In June 2003, the Ministry of Home Affairs, Government of India, New Delhi, issued a circular letter to all Padma awardees, calling upon them to desist from using the Padma titles either as prefixes or suffixes to their names. My inquiries go to show that this circular was issued because of a very large number of cases involving misuse of the Padma Awards. In many cases, the awardees are not the offenders: it is the organisers of public functions who violate the rules prohibiting the use of Padma – as prefix or suffix in the belief that this lends added prestige to the function.
The text of the M.H.A. letter, written by Yashwant Raj, Joint Secretary, is as follows:
“I am directed to say that the constitutional validity of the Padma Awards was challenged in two public interest writ petitions. The matter was adjudicated upon by the Supreme Court, which gave its verdict on 15th December 1995.

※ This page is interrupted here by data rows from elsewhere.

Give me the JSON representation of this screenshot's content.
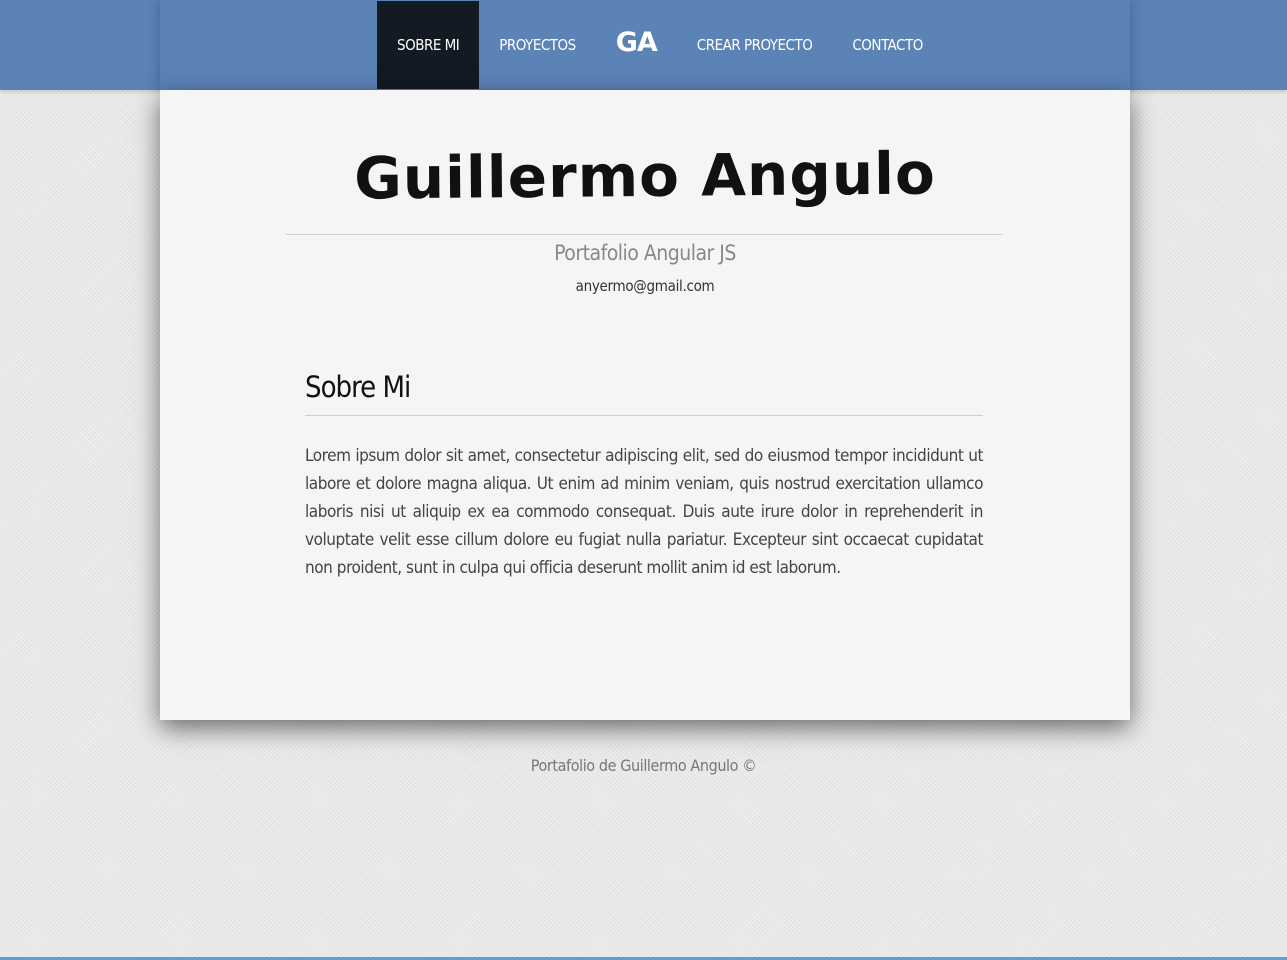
{
  "nav": {
    "items": [
      {
        "label": "SOBRE MI",
        "active": true
      },
      {
        "label": "PROYECTOS",
        "active": false
      },
      {
        "label": "GA",
        "logo": true
      },
      {
        "label": "CREAR PROYECTO",
        "active": false
      },
      {
        "label": "CONTACTO",
        "active": false
      }
    ],
    "background": "#5b83b6",
    "active_background": "#131a24"
  },
  "hero": {
    "title": "Guillermo Angulo",
    "subtitle": "Portafolio Angular JS",
    "email": "anyermo@gmail.com"
  },
  "section": {
    "heading": "Sobre Mi",
    "body": "Lorem ipsum dolor sit amet, consectetur adipiscing elit, sed do eiusmod tempor incididunt ut labore et dolore magna aliqua. Ut enim ad minim veniam, quis nostrud exercitation ullamco laboris nisi ut aliquip ex ea commodo consequat. Duis aute irure dolor in reprehenderit in voluptate velit esse cillum dolore eu fugiat nulla pariatur. Excepteur sint occaecat cupidatat non proident, sunt in culpa qui officia deserunt mollit anim id est laborum."
  },
  "footer": {
    "text": "Portafolio de Guillermo Angulo ©"
  }
}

“While upholding the constitutional validity of the Padma Awards, the Supreme Court had directed that the awards should not be used as suffixes or prefixes. The relevant observations contained in the judgment of the Supreme Court are as follows:

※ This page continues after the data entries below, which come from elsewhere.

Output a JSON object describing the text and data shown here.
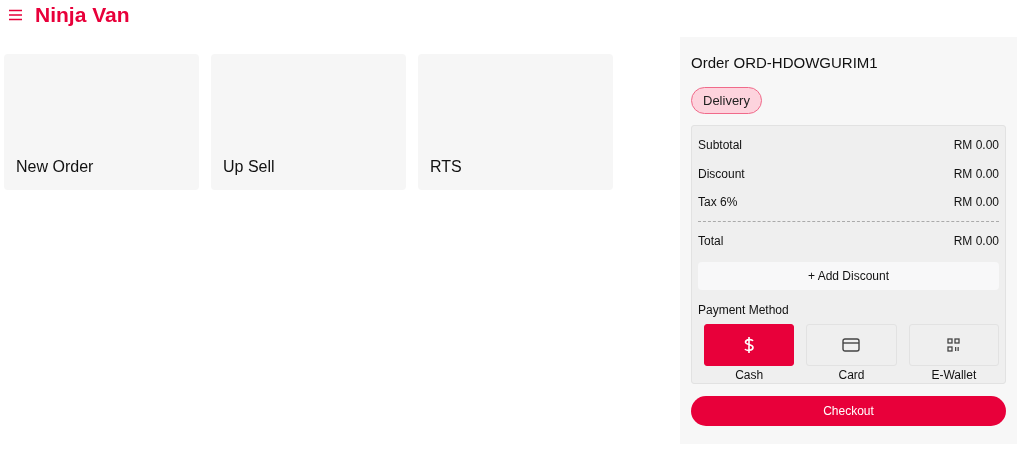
{
  "header": {
    "brand": "Ninja Van"
  },
  "tiles": [
    {
      "label": "New Order"
    },
    {
      "label": "Up Sell"
    },
    {
      "label": "RTS"
    }
  ],
  "order": {
    "title": "Order ORD-HDOWGURIM1",
    "order_type": "Delivery",
    "summary": [
      {
        "label": "Subtotal",
        "value": "RM 0.00"
      },
      {
        "label": "Discount",
        "value": "RM 0.00"
      },
      {
        "label": "Tax 6%",
        "value": "RM 0.00"
      }
    ],
    "total": {
      "label": "Total",
      "value": "RM 0.00"
    },
    "add_discount": "+ Add Discount",
    "payment_label": "Payment Method",
    "payment_methods": [
      {
        "kind": "cash",
        "label": "Cash",
        "selected": true
      },
      {
        "kind": "card",
        "label": "Card",
        "selected": false
      },
      {
        "kind": "ewallet",
        "label": "E-Wallet",
        "selected": false
      }
    ],
    "checkout": "Checkout"
  }
}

” `The National Awards do not amount to `Titles’ within the meaning of Article 18(1) (of the Constitution), and they should not be used as suffixes or prefixes. If this is done, the defaulter should forfeit the National Award conferred on him or her by following the procedure laid down in Regulation 10 of each of the four Notifications creating these National Awards’.”
“I am to request you to kindly abide by the direction of the Supreme Court so that the Padma Award is not used as a suffix or a prefix or as a title in letter heads, invitation cards, posters, books etc.”
In December 6, 2012 Justice P.V. Sanjay Kumar of A.P. High Court on Thursday ordered notices on a writ petition filed seeking a direction to the Union Government to cancel the Padmashri title conferred on cine actors Mohan Babu and Brahmanandam. The Judge was dealing with a writ petition filed by Indrasena Reddy stating that the actors had violated the rules about the title. The Judge adjourned the matter for two weeks after ordering the notices.